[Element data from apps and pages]
········

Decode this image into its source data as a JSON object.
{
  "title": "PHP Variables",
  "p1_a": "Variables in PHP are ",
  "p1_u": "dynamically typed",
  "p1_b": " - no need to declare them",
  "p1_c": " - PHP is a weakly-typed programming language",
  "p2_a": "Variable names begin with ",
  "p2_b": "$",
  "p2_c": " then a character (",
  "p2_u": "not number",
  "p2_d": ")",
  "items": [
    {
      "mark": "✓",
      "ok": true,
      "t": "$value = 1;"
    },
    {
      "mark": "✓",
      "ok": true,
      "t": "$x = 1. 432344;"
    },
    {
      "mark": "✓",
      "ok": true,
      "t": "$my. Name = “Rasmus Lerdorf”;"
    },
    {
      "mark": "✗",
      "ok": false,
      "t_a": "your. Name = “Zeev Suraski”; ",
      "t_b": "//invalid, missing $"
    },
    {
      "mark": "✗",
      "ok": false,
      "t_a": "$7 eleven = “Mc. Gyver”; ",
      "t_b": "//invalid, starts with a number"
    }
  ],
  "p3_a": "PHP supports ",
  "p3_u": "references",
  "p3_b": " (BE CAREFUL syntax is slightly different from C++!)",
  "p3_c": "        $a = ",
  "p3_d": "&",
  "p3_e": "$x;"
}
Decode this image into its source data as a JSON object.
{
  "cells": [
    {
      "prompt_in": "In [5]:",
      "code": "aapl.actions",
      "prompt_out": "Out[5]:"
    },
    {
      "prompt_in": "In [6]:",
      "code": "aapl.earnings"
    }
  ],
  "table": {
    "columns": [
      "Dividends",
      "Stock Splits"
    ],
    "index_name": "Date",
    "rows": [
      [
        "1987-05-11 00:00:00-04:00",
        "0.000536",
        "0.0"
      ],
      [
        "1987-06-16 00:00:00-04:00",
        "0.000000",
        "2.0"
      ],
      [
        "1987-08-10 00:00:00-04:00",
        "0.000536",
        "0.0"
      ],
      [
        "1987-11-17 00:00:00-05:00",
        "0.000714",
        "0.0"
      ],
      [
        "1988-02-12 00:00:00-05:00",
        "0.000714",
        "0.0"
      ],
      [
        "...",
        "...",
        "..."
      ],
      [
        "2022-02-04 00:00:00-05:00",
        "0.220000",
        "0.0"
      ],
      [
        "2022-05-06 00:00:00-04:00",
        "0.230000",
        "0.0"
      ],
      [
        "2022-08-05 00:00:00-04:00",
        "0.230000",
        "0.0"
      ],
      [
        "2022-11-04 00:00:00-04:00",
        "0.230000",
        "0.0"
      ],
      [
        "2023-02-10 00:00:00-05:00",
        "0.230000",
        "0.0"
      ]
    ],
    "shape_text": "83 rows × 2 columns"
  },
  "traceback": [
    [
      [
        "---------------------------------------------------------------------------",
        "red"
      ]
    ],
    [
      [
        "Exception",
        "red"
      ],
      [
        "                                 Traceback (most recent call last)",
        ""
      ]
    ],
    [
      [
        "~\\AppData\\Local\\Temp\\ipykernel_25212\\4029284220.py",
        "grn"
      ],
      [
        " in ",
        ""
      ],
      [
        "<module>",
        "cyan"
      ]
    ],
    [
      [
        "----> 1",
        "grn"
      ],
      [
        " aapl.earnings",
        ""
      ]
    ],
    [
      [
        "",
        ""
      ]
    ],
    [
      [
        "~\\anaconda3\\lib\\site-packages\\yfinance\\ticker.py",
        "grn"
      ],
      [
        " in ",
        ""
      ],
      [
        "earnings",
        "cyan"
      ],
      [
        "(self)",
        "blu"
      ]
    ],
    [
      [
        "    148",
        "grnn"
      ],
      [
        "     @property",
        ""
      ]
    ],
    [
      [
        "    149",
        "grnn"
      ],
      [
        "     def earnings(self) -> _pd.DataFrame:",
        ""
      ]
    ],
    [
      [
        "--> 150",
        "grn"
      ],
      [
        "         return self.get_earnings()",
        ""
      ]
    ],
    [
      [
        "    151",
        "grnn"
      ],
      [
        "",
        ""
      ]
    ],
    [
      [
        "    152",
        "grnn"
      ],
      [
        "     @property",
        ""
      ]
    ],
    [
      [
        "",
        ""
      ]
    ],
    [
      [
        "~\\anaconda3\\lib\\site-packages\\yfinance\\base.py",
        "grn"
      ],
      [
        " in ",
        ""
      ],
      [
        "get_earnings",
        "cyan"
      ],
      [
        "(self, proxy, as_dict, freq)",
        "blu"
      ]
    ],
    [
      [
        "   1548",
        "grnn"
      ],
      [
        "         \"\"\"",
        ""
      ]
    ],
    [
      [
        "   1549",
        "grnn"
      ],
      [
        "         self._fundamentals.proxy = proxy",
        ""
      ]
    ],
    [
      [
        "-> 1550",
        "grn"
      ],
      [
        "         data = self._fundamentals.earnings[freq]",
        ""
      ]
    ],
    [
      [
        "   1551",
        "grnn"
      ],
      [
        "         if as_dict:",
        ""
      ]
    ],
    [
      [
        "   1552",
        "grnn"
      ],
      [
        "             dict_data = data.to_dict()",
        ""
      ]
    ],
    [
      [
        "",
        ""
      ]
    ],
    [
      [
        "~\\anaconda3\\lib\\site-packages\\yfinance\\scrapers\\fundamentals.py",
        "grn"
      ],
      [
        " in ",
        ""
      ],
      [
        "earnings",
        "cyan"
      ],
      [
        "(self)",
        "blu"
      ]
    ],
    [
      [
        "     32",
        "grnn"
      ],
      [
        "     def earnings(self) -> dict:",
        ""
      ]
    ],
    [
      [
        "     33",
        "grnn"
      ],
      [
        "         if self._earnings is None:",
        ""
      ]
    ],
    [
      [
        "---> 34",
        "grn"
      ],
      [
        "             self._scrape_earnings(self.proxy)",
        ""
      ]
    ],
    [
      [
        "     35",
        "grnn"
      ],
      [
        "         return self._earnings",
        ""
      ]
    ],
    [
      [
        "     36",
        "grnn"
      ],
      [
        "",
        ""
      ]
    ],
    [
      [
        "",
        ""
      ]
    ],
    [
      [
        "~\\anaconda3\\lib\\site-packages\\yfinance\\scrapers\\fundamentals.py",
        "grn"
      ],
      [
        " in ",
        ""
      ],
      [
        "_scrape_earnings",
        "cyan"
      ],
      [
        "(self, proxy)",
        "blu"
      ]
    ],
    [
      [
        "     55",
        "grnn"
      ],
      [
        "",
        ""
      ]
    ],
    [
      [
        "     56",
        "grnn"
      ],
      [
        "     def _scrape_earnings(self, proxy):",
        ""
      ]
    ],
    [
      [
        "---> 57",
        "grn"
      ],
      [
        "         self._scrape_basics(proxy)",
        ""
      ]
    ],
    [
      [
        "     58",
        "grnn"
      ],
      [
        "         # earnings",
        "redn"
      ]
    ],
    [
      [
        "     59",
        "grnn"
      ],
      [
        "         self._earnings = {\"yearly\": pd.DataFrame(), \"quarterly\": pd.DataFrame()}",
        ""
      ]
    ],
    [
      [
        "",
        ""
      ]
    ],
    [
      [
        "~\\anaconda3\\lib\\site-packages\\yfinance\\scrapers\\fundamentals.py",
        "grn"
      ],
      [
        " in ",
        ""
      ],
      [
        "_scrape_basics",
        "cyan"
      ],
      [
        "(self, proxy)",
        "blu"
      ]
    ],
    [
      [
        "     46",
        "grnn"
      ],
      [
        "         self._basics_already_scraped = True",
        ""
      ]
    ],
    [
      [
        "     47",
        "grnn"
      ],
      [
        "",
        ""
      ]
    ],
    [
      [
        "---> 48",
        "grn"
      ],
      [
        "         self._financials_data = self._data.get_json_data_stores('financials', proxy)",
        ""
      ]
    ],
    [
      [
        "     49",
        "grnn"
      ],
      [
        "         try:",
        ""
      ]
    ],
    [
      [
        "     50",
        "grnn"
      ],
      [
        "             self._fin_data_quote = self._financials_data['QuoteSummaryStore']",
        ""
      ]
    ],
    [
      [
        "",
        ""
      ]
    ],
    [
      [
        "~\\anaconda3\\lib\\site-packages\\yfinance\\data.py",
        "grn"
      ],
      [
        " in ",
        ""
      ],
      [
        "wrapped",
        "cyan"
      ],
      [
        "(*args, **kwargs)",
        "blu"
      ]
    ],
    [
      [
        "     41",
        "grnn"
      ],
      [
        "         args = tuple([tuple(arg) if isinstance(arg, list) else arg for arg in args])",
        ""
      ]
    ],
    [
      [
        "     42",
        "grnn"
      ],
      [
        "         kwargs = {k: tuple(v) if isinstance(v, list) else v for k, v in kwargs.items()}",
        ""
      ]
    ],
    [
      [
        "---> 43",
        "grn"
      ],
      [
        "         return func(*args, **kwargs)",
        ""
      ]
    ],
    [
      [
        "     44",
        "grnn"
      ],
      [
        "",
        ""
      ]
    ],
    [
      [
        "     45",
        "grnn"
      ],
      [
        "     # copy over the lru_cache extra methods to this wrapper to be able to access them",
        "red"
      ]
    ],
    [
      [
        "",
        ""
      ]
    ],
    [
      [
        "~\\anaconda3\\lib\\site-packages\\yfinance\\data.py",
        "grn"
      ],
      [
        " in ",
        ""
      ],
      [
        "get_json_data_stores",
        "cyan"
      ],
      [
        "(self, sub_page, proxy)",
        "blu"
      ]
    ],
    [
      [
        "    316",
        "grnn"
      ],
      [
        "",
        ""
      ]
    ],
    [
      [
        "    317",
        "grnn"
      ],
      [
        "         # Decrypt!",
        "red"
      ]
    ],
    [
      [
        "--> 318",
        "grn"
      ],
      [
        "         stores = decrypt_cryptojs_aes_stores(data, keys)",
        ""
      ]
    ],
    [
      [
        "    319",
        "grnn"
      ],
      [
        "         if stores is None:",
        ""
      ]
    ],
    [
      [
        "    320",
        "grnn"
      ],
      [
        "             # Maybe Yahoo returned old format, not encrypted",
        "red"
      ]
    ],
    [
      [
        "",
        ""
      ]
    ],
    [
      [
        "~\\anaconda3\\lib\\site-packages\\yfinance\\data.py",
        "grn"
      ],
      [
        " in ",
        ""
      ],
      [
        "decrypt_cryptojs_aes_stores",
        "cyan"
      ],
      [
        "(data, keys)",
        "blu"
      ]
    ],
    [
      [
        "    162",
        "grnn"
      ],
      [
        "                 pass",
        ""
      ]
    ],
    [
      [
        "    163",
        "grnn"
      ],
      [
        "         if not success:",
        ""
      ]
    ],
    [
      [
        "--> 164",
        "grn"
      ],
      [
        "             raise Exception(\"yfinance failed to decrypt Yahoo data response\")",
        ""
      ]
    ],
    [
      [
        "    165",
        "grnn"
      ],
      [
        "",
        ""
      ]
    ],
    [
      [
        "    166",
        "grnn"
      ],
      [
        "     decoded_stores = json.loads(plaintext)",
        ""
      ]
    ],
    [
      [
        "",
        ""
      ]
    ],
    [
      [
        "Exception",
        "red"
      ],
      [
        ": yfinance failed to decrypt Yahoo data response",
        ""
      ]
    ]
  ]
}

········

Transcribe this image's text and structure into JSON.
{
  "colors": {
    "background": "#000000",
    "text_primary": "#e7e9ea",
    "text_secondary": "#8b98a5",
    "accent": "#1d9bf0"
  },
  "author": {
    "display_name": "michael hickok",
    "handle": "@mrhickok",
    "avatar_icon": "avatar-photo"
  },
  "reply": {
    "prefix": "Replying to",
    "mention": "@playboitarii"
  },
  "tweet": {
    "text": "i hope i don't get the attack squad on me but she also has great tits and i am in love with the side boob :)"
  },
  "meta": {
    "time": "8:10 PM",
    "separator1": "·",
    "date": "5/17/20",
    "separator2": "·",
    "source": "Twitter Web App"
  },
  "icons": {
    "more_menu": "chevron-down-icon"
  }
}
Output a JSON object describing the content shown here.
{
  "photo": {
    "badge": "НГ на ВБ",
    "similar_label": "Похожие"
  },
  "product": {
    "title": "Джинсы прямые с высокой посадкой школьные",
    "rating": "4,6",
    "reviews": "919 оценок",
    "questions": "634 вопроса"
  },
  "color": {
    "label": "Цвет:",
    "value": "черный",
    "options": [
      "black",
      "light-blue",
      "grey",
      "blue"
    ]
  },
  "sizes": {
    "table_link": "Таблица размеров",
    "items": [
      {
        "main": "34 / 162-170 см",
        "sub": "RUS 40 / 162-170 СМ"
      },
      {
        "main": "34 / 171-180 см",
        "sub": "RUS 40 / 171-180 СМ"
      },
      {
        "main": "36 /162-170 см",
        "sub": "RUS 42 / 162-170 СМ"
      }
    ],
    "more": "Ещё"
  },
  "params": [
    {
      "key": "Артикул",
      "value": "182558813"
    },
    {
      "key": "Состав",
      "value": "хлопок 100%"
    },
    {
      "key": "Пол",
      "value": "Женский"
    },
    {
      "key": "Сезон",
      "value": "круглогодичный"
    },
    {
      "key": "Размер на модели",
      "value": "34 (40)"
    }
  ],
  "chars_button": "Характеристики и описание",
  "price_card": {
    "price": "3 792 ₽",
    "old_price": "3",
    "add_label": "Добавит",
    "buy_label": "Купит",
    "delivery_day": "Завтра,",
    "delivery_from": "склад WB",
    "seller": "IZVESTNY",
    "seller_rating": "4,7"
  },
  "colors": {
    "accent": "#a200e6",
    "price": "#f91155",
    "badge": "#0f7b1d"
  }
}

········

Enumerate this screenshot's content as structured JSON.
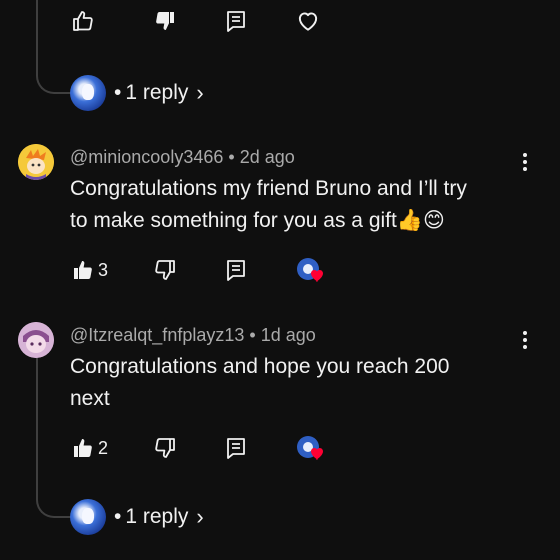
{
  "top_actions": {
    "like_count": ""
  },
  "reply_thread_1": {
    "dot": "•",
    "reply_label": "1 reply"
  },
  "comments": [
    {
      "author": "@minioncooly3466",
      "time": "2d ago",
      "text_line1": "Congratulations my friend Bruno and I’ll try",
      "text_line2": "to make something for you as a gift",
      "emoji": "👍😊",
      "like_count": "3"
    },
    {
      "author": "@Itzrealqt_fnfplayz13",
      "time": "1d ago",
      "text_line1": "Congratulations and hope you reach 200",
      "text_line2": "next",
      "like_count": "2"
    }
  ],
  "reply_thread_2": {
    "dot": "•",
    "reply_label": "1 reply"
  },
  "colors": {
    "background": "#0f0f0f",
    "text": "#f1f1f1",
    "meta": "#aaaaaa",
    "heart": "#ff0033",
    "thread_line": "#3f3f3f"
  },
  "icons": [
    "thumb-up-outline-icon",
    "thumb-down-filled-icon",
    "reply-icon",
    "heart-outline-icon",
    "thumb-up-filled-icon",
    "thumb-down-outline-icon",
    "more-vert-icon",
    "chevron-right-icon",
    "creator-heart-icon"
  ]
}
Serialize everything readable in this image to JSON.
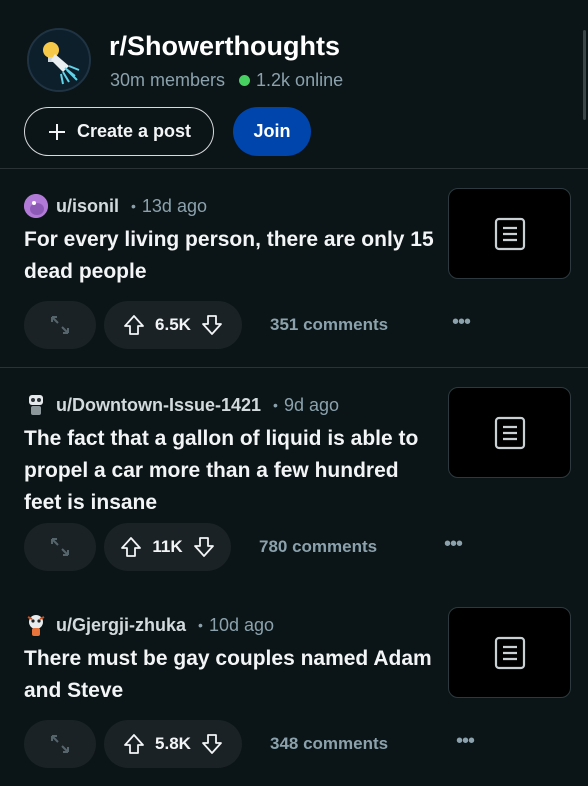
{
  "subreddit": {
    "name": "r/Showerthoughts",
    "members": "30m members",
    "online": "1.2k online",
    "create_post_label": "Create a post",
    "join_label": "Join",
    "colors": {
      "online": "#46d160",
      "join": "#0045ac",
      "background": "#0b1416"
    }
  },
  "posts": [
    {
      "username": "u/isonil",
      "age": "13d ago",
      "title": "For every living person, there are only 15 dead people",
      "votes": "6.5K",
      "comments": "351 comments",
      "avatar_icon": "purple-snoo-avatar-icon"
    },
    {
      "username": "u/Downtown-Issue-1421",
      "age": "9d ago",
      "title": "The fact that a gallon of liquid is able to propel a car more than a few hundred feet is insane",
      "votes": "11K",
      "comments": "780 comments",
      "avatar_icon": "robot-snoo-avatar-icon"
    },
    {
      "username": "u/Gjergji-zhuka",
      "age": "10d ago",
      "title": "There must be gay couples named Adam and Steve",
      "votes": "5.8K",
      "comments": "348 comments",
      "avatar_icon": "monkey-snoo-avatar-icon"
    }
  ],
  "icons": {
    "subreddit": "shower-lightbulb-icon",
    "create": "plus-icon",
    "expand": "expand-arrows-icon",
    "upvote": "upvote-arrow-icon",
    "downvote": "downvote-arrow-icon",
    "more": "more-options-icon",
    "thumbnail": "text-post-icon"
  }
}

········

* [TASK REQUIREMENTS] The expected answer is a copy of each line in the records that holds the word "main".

* [RESPONSE BELOW]
        "main": "34 / 162-170 см",
        "main": "34 / 171-180 см",
        "main": "36 /162-170 см",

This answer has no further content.